Predictions about technology are at best speculative. Even recently we saw two of our planet's brightest and most successful minds, Jack Ma and Elon Musk, disagree fundamentally about where technology is leading us. They were specifically debating Artificial Intelligence (AI): Ma sees a future where AI will make humans live better and longer with less effort, while Musk fears AI is quite capable of leading down darker paths.
Insofar who is correct, we can't say. Both sides present well-considered arguments and only time will tell which of their insights turn out to be correct. However, there is no doubt that change is already happening. This is creating two acute societal pressures that must be addressed: current skills development and preparation for the jobs of tomorrow.
Just as with AI, these are well-debated topics and I don't wish to elaborate on their points anymore. Instead, I'd like to look more closely at two areas that can provide relief to the situation, and how these relate to supporting the Public Sector in South Africa and other markets.
Reskilling is the most immediate challenge.
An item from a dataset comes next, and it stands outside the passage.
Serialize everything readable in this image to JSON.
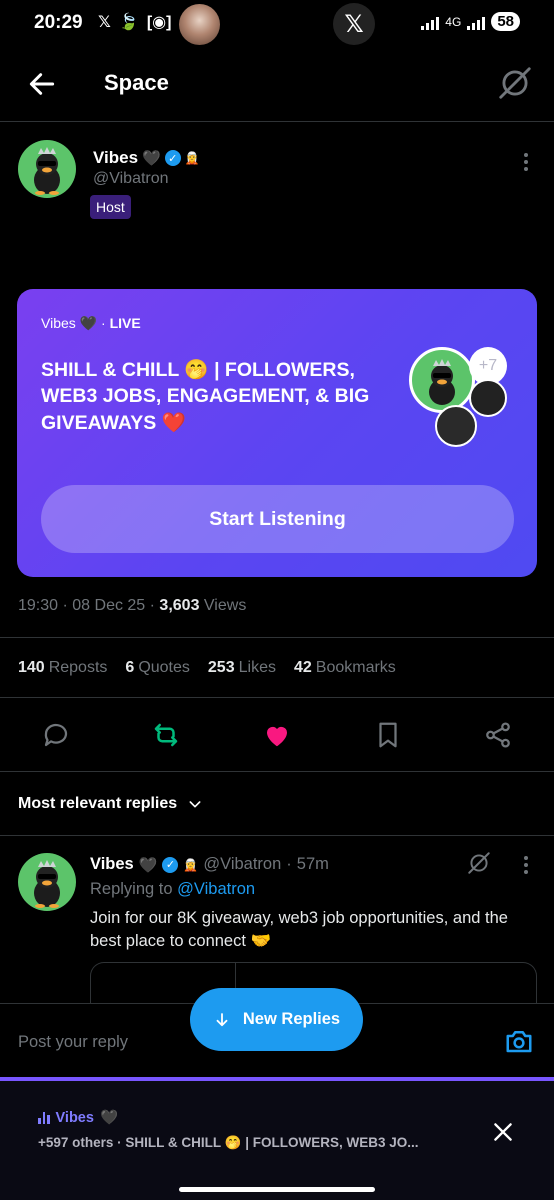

As businesses and institutions become more attuned to the connected world, adopting new systems and adjusting business models, the pace of change is accelerating. Ten years ago, it was still a novelty to have a smartphone, today businesses use them to help employees sign in.
Delivering those capabilities need skills that were traditionally established by upskilling small groups of people related to a project. This is where the solution provider comes in, brings its people and transfers some of that capability to the paying customer. But if we want to keep pace with the adoption rate developing in the market, the skills and digital literacy of the current workforce need to be expanded at a much larger scope.
The more distant challenge, but one that requires attention now, is the emergence of the Fourth Industrial Revolution (4IR). Just as with debates on AI, there is a lot of disagreement about 4IR. However, the rush towards its underlying technologies is exactly what creates the skills challenge. Whatever we call the transformation of the future, our children need to be ready for it.
South Africa has made some headway to teach about the 4IR future, such as driving more connectivity to schools and more devices into the hands of students. There is also more activity among technology companies to promote interest and skills in the field among school goers. Yet it is not at the scale to confidently pursue a future skills agenda.
Both these challenges overlap in their solutions and share a very specific stakeholder, the Public Sector. Government's relationship with education is very clear. The policies it implements, and their resulting programmes are where the next generation will be enlightened.
The same applies to the current workplace. In the US, nearly half of businesses and employees already use some kind of AI. The future is here and it's up to the Government's policies to direct how we can respond to them. So, what are we doing to help the Public Sector be equipped to make its decisions?
Technology solution providers can play a bigger role in these matters. More providers can pursue aggressive graduate programmes that train students in both technology and business skills. There should also be greater effort to expose Public Sector leaders to the technologies impacting citizens. Invite middle and senior managers to visit innovation centres and create short but impactful programmes to walk them through the technologies changing the world.
When the smartest people in the room can't agree about the future, it's easy to become despondent about the scale of the challenge or complacently believe it will all just work out. Skills and education can be addressed. Jobs can be created. But only if technologists play a more active role in enlightening society's decision-makers about AI, blockchain, security and the other ingredients for a tomorrow that's already starting today.
By Saurabh Kumar, CEO of In2IT Technologies South Africa.